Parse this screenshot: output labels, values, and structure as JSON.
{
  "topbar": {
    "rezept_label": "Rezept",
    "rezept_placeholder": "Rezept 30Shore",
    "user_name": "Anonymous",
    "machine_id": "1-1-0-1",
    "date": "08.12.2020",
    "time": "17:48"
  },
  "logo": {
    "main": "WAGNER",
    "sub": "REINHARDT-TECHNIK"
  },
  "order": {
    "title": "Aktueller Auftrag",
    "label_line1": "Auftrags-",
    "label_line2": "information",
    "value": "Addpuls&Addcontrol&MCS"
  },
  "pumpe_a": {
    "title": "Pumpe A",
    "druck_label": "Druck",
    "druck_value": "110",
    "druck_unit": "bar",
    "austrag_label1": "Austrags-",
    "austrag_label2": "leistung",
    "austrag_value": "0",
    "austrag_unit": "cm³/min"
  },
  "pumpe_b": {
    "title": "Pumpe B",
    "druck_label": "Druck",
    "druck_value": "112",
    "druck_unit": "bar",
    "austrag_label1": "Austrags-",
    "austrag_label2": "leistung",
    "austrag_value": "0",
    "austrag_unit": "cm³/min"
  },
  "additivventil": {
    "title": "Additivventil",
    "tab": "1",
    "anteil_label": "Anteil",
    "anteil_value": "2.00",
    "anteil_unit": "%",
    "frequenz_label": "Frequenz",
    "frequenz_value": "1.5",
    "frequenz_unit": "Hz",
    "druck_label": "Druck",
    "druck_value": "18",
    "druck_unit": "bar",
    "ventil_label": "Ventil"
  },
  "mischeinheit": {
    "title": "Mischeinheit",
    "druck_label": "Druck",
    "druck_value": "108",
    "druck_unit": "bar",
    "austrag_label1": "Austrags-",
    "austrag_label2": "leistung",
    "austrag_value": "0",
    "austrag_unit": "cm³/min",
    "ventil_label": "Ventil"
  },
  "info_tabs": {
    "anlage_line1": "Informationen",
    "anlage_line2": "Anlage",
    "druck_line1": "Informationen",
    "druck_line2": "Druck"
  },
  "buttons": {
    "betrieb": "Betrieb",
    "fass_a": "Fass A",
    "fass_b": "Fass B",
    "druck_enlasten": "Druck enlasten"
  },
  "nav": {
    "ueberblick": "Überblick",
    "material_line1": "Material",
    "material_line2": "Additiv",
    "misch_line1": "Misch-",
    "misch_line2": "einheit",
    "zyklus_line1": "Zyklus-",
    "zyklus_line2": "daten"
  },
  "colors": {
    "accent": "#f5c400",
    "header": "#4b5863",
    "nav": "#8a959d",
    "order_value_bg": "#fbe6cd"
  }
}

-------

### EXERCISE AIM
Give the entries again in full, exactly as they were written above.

### ANSWER SECTION
Parse this screenshot: output labels, values, and structure as JSON.
{
  "topbar": {
    "rezept_label": "Rezept",
    "rezept_placeholder": "Rezept 30Shore",
    "user_name": "Anonymous",
    "machine_id": "1-1-0-1",
    "date": "08.12.2020",
    "time": "17:48"
  },
  "logo": {
    "main": "WAGNER",
    "sub": "REINHARDT-TECHNIK"
  },
  "order": {
    "title": "Aktueller Auftrag",
    "label_line1": "Auftrags-",
    "label_line2": "information",
    "value": "Addpuls&Addcontrol&MCS"
  },
  "pumpe_a": {
    "title": "Pumpe A",
    "druck_label": "Druck",
    "druck_value": "110",
    "druck_unit": "bar",
    "austrag_label1": "Austrags-",
    "austrag_label2": "leistung",
    "austrag_value": "0",
    "austrag_unit": "cm³/min"
  },
  "pumpe_b": {
    "title": "Pumpe B",
    "druck_label": "Druck",
    "druck_value": "112",
    "druck_unit": "bar",
    "austrag_label1": "Austrags-",
    "austrag_label2": "leistung",
    "austrag_value": "0",
    "austrag_unit": "cm³/min"
  },
  "additivventil": {
    "title": "Additivventil",
    "tab": "1",
    "anteil_label": "Anteil",
    "anteil_value": "2.00",
    "anteil_unit": "%",
    "frequenz_label": "Frequenz",
    "frequenz_value": "1.5",
    "frequenz_unit": "Hz",
    "druck_label": "Druck",
    "druck_value": "18",
    "druck_unit": "bar",
    "ventil_label": "Ventil"
  },
  "mischeinheit": {
    "title": "Mischeinheit",
    "druck_label": "Druck",
    "druck_value": "108",
    "druck_unit": "bar",
    "austrag_label1": "Austrags-",
    "austrag_label2": "leistung",
    "austrag_value": "0",
    "austrag_unit": "cm³/min",
    "ventil_label": "Ventil"
  },
  "info_tabs": {
    "anlage_line1": "Informationen",
    "anlage_line2": "Anlage",
    "druck_line1": "Informationen",
    "druck_line2": "Druck"
  },
  "buttons": {
    "betrieb": "Betrieb",
    "fass_a": "Fass A",
    "fass_b": "Fass B",
    "druck_enlasten": "Druck enlasten"
  },
  "nav": {
    "ueberblick": "Überblick",
    "material_line1": "Material",
    "material_line2": "Additiv",
    "misch_line1": "Misch-",
    "misch_line2": "einheit",
    "zyklus_line1": "Zyklus-",
    "zyklus_line2": "daten"
  },
  "colors": {
    "accent": "#f5c400",
    "header": "#4b5863",
    "nav": "#8a959d",
    "order_value_bg": "#fbe6cd"
  }
}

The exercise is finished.